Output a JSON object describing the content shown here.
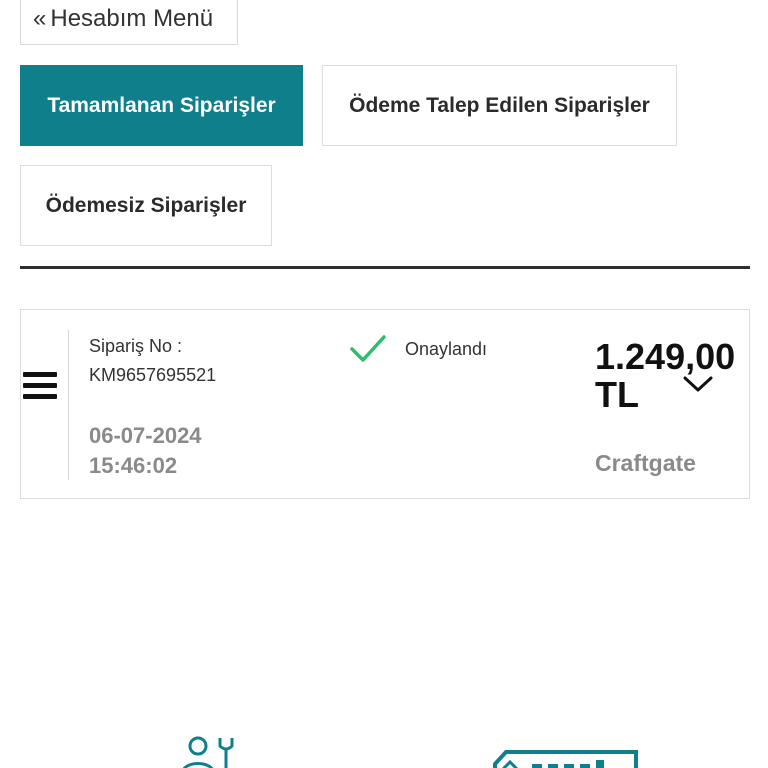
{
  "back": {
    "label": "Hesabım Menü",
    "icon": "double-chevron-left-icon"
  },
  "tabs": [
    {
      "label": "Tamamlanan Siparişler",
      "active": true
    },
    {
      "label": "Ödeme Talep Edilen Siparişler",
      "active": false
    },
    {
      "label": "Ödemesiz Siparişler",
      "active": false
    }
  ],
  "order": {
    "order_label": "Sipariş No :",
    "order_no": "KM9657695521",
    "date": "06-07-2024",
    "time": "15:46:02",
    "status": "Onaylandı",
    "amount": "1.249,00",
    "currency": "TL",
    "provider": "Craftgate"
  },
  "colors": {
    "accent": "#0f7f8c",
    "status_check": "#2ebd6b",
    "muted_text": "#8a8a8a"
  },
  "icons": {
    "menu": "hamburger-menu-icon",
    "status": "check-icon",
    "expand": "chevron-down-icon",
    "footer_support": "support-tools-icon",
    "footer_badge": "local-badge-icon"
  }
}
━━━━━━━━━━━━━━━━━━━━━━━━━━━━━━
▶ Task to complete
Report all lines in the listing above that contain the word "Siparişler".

▶ Answer space
      "label": "Tamamlanan Siparişler",
      "label": "Ödeme Talep Edilen Siparişler",
      "label": "Ödemesiz Siparişler",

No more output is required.